“We are seeing more and more people out and about, many just to see what happens next, all spending money at local businesses,” she continues. “More businesses are seeing the benefit of the cash mob, with the increase number of people in downtown, so they are able to stay open later and increase revenue.”

Do Cash Mobs “Stick?”...

Giving away cash to spend at a local business on a certain day generates hype on that day, but do cash mobs build loyalty? Atchison believes cash mobs are effective and essentially influence and develop local shopping behaviors.

“The cash mobs have had a lasting impact on these businesses, because we have introduced new customers, with many have returning again for more shopping or dining,” she says. Her organization has hosted five cash mobs and reports each month has added more participants and an increased economic boost.

Local business owners said the event has been nothing but positive. “There were three of us manning the check-out where we worked in a frenzy for 30 exciting minutes and then...they were gone, almost as quickly as they had arrived,” recalls Leila Kane from Blessings Boutique. “It was such fun. We collapsed into chairs and looked at each other, unable to stop grinning. Did that really happen? Were we just flooded with enthusiastic people who shopped frenetically for 30 minutes? Yes, it did, and yes, we were.
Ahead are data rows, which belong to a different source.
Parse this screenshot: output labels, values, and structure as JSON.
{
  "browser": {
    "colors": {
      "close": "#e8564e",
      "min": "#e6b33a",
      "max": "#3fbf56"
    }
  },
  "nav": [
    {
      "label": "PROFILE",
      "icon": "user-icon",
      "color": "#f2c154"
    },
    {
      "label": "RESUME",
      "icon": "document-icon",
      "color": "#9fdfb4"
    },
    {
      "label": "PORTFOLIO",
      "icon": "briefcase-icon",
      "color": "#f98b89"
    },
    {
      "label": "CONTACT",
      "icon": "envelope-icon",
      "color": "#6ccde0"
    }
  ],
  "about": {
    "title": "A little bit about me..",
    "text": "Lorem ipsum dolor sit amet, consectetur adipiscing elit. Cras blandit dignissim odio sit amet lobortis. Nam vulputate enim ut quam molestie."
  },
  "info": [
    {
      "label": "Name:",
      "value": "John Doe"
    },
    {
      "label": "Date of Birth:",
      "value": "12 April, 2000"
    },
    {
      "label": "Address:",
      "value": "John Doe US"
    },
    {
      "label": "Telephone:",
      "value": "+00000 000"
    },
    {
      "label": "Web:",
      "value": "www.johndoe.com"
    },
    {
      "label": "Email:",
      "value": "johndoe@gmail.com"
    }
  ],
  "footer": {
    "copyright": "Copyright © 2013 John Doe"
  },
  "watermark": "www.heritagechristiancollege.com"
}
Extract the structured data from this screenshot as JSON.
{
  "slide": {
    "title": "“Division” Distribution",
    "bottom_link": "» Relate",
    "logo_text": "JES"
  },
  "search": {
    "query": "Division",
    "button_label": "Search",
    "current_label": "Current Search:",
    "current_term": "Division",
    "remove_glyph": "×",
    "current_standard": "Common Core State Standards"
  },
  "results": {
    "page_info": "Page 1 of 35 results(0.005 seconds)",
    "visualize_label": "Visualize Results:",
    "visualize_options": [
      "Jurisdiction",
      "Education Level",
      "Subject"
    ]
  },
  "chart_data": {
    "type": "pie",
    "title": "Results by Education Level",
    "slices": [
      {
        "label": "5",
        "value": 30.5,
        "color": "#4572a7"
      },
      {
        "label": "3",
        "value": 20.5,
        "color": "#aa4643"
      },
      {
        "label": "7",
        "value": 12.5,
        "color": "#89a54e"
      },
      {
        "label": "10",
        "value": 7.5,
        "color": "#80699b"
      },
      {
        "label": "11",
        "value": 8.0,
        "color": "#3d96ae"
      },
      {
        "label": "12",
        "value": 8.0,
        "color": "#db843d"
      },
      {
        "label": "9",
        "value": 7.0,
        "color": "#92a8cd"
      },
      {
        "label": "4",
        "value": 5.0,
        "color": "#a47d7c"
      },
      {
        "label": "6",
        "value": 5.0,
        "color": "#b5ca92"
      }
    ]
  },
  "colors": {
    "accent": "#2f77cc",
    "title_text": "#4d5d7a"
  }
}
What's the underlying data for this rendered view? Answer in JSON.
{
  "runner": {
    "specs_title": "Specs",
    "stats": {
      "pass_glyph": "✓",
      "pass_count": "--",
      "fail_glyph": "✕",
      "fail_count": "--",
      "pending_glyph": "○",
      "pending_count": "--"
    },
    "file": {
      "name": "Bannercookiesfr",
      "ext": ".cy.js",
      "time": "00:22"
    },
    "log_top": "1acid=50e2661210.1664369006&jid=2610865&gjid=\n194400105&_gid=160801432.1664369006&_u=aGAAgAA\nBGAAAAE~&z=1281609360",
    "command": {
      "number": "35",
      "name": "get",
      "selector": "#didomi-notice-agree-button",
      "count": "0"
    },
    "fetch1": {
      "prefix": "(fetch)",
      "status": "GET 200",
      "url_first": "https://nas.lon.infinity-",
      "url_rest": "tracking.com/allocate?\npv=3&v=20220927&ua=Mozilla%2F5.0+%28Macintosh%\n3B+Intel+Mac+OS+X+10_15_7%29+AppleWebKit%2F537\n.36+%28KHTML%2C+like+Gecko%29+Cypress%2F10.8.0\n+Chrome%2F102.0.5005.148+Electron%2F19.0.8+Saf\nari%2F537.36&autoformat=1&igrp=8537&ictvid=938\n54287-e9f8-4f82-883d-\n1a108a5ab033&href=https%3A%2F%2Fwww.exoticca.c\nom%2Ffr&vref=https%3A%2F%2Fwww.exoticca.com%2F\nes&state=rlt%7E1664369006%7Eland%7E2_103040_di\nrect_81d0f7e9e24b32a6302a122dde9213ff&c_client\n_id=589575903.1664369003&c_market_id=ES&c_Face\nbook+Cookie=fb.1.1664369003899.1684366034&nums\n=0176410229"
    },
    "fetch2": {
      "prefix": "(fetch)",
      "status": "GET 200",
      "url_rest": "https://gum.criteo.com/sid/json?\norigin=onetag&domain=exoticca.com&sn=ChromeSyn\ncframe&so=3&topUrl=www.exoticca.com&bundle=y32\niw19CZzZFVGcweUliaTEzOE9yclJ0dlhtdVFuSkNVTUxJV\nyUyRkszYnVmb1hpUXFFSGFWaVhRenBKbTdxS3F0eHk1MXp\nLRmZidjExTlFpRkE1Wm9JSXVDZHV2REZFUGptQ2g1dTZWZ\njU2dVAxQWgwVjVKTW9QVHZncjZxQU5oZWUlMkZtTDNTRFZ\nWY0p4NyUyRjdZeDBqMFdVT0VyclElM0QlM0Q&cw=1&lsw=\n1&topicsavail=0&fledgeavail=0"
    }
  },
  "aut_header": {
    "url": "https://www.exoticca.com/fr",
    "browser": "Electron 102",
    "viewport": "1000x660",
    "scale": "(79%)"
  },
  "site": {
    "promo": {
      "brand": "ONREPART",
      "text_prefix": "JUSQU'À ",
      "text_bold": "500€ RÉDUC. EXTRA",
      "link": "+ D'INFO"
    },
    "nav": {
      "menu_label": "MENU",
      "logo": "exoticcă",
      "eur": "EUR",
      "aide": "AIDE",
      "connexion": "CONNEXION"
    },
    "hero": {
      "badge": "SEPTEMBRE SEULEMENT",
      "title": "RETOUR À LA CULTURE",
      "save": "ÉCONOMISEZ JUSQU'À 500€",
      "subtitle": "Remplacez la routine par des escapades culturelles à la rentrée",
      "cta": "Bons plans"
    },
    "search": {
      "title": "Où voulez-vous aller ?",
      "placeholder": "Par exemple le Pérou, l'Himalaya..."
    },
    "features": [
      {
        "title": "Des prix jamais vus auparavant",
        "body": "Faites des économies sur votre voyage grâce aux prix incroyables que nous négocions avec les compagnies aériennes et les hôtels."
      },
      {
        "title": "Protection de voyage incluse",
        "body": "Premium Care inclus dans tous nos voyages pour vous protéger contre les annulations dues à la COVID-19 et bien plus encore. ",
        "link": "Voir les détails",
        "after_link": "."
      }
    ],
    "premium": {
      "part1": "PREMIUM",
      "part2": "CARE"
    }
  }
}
The proof was in the receipts...in the 30 minutes of 'cash-mobbing,' we enjoyed twice the intake we would normally experience for the entire night.”

Cash Mobs Meet Small Business Saturday...

Like cash mobs, Small Business Saturday, held this year on November 28, also supports hometown companies.

“We are having a Small Business Saturday-week celebration by cash mobbing three different local Edmond retailers in three days,” Castilla says.

Castilla is encouraging consumers to shop at Tack Designs, Cupcakes To Go-Go and Serendipity Market.Each business offers unique opportunities for our staff and the local community to come together to shop local.

The Small Business Saturday phenomenon edged its way into Black Friday spending with more consumers going local during the holiday shopping season.

Founded six years ago by American Express, Small Business Saturday was leveraged as a way to answer the most pressing need of small businesses, which was to generate more customers. “The idea was to find a smart way to help small businesses by attracting more customers,” says Nicole Leinbach-Reyhle, owner and CEO of Denver-based RetailMinded.com and spokesperson for American Express's Small Business Saturday. “Since the day Small Business Saturday launched, it has become a huge day for customers and a great way for small businesses to kick off the holiday season,” she said.

Leinbach-Reyhle reports 88 million “shopped small” last year, which was up from the year before. According to American Express OPEN, an estimated $14.3 billion was spent on Small Business Saturday in 2014.

Neighborhood Champions are organizations like the Chamber of Commerce, downtown associations or economic development organizations that simultaneously promote multiple local businesses during the small business event.

“We are already seeing an increase in Neighborhood Champions this year too, rising from 1,700 groups last year to 3,500 signup thus far,” Leinbach-Reyhle says.

Atchison says her organization isn’t missing an opportunity to showcase businesses in her area this holiday season. “These cash mobs have been a great lead in to the kick off of our ‘Think Local’ campaign, which we call ‘You’ll Find It In Pacific Grove!’” Atchison said.

On Small Business Saturday over 20 local business will offer special discounts and promotions to customers in the Pacific Grove area.